Brie Larson vs. Saoirse Ronan
This was interesting: Charlotte Rampling should have won hands down for “45 Years,” But then in January, in a radio interview, she called the whole #OscarSoWhite controversy “racist to whites,” furthermore maintaining, “One can never know if this is really the case, but sometimes perhaps the black actors didn’t deserve to make the final list.”
Whether that statement holds water or not is of course debatable, but it’d be a safe bet to expect the remark to have cost her the Best Actress slam-dunk she had going.
Cate Blanchett’s already got a Best Actress Oscar. She may start getting into Meryl territory and win another for “Carol,” but for my money, it will come down to Brie Larson in “Room,” versus Saoirse Ronan in “Brooklyn.”
And the Oscar goes to … Brie Larson.
Jennifer Lawrence in “Joy”
Best Supporting Actor
Sylvester Stallone vs. Mark Ruffalo
Seven Rocky pictures, which Stallone is pretty much solely responsible for, which made Hollywood exactly $1,285,192,797. Just so we’re clear, that’s 1.3 billion U.S. dollars. In the words of John Malkovich’s Russian character in “Rounders,” “Give dat man his Mah-neee!” No, wait—that’s what Stallone gave Hollywood. So—”Give dat man his Oscar!” Enough said.

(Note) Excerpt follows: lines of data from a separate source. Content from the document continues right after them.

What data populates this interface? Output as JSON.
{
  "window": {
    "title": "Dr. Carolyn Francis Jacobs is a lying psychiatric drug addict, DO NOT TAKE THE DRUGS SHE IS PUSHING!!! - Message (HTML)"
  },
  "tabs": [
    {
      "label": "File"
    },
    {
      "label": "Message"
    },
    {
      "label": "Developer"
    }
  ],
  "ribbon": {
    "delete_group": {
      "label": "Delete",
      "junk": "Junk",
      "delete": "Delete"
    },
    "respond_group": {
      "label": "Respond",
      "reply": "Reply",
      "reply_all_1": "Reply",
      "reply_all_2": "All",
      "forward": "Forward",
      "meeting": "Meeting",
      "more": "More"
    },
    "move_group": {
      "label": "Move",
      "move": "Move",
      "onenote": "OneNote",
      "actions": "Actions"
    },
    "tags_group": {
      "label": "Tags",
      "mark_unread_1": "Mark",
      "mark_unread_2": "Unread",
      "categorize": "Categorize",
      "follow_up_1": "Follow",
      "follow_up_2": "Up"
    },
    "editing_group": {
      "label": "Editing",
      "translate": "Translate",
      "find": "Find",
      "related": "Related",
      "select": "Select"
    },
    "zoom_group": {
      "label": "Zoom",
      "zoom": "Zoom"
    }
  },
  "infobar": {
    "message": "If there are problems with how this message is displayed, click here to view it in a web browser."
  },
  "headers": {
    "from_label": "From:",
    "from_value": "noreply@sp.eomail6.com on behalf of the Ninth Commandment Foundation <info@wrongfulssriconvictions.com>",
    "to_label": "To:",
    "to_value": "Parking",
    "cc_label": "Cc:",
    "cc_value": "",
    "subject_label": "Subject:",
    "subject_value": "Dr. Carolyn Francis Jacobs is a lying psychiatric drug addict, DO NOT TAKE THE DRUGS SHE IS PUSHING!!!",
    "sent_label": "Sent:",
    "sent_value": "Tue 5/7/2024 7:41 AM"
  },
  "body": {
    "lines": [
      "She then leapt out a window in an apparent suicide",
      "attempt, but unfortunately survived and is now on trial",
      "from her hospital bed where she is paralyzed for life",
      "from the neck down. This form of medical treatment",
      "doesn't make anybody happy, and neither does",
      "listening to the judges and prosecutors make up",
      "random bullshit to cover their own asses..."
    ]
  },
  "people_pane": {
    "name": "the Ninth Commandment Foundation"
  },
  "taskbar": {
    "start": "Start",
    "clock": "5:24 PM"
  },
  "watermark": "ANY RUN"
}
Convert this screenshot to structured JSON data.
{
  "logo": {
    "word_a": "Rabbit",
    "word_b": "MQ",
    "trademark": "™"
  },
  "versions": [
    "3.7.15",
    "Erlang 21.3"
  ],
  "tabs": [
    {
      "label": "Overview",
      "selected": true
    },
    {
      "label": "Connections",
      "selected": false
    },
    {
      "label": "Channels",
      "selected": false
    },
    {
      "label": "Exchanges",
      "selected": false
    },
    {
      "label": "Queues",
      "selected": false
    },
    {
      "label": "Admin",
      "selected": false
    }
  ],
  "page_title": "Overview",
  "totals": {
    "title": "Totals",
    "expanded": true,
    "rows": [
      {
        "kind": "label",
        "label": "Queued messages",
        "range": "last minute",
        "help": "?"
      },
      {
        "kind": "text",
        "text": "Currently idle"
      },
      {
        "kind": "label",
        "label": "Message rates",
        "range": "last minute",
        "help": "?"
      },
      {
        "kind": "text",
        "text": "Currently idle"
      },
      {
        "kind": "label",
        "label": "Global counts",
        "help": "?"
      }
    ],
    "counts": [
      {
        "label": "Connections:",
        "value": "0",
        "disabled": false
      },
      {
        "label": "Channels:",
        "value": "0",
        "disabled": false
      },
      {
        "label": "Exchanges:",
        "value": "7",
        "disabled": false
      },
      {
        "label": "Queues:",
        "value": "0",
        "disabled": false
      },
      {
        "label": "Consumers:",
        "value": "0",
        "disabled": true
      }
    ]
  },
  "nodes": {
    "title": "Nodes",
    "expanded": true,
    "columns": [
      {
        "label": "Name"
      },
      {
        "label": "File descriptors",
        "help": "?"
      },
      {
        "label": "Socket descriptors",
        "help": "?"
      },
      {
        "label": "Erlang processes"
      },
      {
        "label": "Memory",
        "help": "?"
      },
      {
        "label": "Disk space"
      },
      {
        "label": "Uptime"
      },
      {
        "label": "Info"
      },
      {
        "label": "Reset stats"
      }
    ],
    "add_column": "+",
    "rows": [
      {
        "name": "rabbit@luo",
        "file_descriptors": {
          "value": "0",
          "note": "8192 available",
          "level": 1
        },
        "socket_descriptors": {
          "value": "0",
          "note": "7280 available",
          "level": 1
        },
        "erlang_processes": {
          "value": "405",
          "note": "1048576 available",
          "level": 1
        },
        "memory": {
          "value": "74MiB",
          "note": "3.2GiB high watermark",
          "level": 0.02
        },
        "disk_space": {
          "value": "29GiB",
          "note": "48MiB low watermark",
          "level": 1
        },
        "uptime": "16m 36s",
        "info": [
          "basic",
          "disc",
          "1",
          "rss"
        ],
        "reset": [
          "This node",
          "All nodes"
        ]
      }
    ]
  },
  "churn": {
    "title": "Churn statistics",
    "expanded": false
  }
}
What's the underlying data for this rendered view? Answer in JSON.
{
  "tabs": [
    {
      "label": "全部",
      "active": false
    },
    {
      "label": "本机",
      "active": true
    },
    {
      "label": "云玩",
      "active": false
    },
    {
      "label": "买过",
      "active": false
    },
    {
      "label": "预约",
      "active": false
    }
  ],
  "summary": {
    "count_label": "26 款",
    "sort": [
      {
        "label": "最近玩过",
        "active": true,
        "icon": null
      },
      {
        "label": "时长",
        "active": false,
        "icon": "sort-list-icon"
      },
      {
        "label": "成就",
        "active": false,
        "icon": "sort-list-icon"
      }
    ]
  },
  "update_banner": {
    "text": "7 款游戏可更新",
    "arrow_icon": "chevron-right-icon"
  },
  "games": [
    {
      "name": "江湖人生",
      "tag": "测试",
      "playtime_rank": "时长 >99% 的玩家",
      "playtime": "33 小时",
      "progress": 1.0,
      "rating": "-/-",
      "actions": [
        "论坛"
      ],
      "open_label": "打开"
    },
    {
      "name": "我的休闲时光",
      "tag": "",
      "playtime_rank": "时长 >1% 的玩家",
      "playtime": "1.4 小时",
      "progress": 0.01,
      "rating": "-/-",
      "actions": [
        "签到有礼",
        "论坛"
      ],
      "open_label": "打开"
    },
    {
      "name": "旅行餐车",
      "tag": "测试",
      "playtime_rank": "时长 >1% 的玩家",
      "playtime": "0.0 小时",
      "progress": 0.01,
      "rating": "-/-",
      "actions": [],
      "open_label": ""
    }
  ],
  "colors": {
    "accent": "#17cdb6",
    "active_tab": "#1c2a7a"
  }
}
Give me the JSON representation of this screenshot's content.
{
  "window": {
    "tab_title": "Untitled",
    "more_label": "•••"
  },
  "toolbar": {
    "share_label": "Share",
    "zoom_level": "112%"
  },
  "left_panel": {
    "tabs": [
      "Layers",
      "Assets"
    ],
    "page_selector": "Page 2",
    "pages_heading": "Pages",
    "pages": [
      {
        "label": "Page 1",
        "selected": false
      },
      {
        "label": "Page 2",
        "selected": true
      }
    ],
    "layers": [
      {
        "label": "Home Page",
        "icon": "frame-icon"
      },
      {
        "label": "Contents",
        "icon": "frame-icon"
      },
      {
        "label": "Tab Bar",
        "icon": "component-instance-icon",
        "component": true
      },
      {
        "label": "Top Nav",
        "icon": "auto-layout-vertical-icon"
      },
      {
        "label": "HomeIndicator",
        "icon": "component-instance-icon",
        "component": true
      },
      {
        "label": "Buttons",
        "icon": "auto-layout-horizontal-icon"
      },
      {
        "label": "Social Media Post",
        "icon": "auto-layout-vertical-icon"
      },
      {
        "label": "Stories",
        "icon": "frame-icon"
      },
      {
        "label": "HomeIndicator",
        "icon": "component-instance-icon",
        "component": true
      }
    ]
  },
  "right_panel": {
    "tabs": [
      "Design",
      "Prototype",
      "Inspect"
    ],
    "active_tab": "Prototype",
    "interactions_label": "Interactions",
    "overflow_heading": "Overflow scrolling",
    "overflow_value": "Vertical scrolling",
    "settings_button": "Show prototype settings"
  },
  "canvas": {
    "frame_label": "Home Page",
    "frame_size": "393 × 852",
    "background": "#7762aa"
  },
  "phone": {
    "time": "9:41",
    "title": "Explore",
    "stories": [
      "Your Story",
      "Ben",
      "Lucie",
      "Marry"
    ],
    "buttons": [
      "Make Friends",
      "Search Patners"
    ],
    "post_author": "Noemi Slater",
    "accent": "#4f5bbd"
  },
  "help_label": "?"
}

Christian Bale in “The Big Short”
Tom Hardy in “The Revenant”
Mark Ruffalo in “Spotlight”
Mark Rylance in “Bridge of Spies”
Best Supporting Actress
Alicia Vikander vs. Rooney Mara
Alicia Vikander is a Meryl Streep in the making.
I say she wins Best Supporting Actress to stoke the fire under her potential.
Jennifer Jason Leigh in “The Hateful Eight”
Rachel McAdams in “Spotlight”
Rooney Mara in “Carol”
Kate Winslet in “Steve Jobs”